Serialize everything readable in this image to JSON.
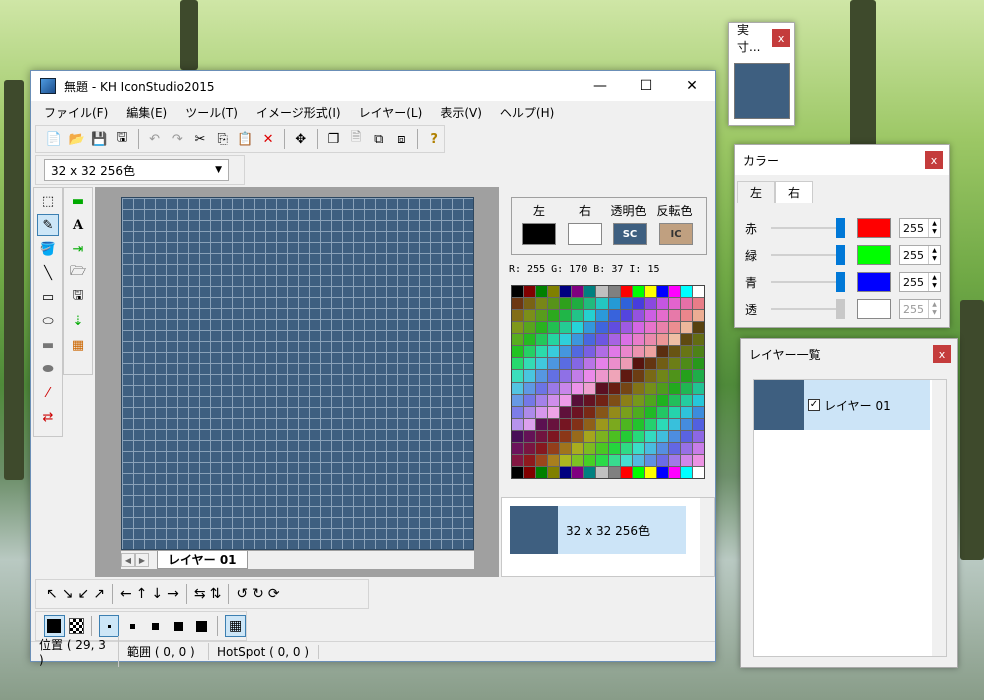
{
  "main_window": {
    "title": "無題 - KH IconStudio2015",
    "controls": {
      "minimize": "—",
      "maximize": "☐",
      "close": "✕"
    }
  },
  "menu": [
    "ファイル(F)",
    "編集(E)",
    "ツール(T)",
    "イメージ形式(I)",
    "レイヤー(L)",
    "表示(V)",
    "ヘルプ(H)"
  ],
  "size_select": {
    "value": "32 x 32 256色"
  },
  "color_box": {
    "left_label": "左",
    "right_label": "右",
    "transparent_label": "透明色",
    "invert_label": "反転色",
    "transparent_code": "SC",
    "invert_code": "IC",
    "left_color": "#000000",
    "right_color": "#ffffff",
    "transparent_color": "#3e5f80",
    "invert_color": "#c0a080"
  },
  "rgb_readout": "R: 255 G: 170 B:  37 I:  15",
  "icon_list": {
    "item_label": "32 x 32 256色"
  },
  "layer_tab": {
    "label": "レイヤー 01"
  },
  "status": {
    "position": "位置 ( 29, 3 )",
    "range": "範囲 ( 0, 0 )",
    "hotspot": "HotSpot ( 0, 0 )"
  },
  "actual_window": {
    "title": "実寸...",
    "close": "x"
  },
  "color_window": {
    "title": "カラー",
    "close": "x",
    "tab_left": "左",
    "tab_right": "右",
    "rows": [
      {
        "label": "赤",
        "value": "255",
        "color": "#ff0000"
      },
      {
        "label": "緑",
        "value": "255",
        "color": "#00ff00"
      },
      {
        "label": "青",
        "value": "255",
        "color": "#0000ff"
      },
      {
        "label": "透",
        "value": "255",
        "color": "#ffffff"
      }
    ]
  },
  "layer_window": {
    "title": "レイヤー一覧",
    "close": "x",
    "layer_name": "レイヤー 01"
  }
}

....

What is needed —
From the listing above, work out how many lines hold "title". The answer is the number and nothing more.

Completed task —
4